[Dataset records]
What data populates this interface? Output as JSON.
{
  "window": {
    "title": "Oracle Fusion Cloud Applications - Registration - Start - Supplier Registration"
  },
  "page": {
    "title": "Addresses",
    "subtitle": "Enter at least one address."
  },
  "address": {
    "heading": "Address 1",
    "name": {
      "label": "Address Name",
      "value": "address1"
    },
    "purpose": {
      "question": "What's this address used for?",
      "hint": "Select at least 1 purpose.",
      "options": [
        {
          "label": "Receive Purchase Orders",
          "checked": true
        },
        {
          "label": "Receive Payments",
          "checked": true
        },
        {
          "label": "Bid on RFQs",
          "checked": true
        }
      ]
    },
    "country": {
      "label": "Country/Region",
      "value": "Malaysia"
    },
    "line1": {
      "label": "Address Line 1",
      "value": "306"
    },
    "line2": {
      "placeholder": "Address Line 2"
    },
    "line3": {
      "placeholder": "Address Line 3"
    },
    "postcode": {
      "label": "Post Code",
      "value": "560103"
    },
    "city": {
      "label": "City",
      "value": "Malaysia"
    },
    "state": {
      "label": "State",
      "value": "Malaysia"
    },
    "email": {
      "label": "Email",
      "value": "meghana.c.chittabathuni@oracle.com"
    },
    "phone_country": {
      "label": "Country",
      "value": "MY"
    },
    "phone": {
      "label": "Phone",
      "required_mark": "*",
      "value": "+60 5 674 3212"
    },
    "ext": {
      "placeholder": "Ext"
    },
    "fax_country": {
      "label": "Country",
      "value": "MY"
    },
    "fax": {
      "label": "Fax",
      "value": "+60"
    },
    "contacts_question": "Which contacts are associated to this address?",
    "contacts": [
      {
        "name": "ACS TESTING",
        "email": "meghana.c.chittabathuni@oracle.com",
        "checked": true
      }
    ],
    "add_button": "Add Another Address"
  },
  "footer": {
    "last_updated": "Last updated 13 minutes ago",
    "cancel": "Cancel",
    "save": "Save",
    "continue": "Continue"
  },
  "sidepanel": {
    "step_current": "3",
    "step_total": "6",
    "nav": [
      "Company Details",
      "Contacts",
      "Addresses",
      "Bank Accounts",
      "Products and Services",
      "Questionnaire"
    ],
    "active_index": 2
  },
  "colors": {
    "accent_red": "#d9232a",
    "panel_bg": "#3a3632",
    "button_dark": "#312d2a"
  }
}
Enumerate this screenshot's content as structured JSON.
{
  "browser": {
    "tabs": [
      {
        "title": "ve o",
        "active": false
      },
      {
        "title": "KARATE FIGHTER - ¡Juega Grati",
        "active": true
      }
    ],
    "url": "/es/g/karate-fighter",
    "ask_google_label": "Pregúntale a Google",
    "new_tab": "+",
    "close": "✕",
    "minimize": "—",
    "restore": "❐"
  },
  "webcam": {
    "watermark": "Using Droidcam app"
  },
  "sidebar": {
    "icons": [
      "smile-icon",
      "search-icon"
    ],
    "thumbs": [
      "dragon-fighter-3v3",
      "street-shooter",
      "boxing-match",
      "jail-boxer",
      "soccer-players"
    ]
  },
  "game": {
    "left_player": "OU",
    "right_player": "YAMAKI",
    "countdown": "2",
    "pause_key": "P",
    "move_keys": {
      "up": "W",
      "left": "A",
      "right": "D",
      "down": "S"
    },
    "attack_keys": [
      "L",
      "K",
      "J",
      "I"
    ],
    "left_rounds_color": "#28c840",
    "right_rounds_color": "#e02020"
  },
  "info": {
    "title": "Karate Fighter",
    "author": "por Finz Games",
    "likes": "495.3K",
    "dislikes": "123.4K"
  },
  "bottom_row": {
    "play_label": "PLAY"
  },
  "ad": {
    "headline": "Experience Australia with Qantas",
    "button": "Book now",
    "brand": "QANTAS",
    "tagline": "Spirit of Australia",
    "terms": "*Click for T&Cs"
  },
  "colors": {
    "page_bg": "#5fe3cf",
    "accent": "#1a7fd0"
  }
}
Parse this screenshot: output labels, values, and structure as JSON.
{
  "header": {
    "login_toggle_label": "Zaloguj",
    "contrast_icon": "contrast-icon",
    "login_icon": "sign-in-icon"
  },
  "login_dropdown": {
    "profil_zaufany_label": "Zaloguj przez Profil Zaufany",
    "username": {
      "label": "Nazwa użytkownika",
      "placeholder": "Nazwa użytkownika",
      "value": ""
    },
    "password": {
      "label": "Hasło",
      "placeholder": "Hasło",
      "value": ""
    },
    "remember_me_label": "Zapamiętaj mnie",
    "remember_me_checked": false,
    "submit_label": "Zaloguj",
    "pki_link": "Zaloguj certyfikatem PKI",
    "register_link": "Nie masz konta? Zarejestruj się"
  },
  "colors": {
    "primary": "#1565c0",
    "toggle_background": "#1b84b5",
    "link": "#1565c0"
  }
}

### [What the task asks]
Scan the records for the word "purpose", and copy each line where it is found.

### [Completed exercise]
    "purpose": {
      "hint": "Select at least 1 purpose.",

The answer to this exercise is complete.